[Interface dataset entries]
────────

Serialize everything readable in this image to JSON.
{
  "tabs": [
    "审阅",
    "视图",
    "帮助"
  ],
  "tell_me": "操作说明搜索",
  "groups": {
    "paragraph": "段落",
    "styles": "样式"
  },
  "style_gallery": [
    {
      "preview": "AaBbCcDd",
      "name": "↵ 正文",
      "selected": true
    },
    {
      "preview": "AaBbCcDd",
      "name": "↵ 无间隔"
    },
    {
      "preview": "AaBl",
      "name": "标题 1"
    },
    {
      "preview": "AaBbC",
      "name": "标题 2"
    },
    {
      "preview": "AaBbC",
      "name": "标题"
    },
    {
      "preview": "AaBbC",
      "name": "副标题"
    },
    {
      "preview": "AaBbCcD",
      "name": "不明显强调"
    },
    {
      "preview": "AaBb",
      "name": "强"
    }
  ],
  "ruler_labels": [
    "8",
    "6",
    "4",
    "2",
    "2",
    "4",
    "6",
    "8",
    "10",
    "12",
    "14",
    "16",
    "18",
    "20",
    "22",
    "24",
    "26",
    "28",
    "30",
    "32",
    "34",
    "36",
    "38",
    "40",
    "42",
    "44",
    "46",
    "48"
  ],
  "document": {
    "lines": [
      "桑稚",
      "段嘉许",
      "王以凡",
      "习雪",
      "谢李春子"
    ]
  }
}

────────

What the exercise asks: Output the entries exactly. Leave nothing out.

Completed exercise:
Serialize everything readable in this image to JSON.
{
  "tabs": [
    "审阅",
    "视图",
    "帮助"
  ],
  "tell_me": "操作说明搜索",
  "groups": {
    "paragraph": "段落",
    "styles": "样式"
  },
  "style_gallery": [
    {
      "preview": "AaBbCcDd",
      "name": "↵ 正文",
      "selected": true
    },
    {
      "preview": "AaBbCcDd",
      "name": "↵ 无间隔"
    },
    {
      "preview": "AaBl",
      "name": "标题 1"
    },
    {
      "preview": "AaBbC",
      "name": "标题 2"
    },
    {
      "preview": "AaBbC",
      "name": "标题"
    },
    {
      "preview": "AaBbC",
      "name": "副标题"
    },
    {
      "preview": "AaBbCcD",
      "name": "不明显强调"
    },
    {
      "preview": "AaBb",
      "name": "强"
    }
  ],
  "ruler_labels": [
    "8",
    "6",
    "4",
    "2",
    "2",
    "4",
    "6",
    "8",
    "10",
    "12",
    "14",
    "16",
    "18",
    "20",
    "22",
    "24",
    "26",
    "28",
    "30",
    "32",
    "34",
    "36",
    "38",
    "40",
    "42",
    "44",
    "46",
    "48"
  ],
  "document": {
    "lines": [
      "桑稚",
      "段嘉许",
      "王以凡",
      "习雪",
      "谢李春子"
    ]
  }
}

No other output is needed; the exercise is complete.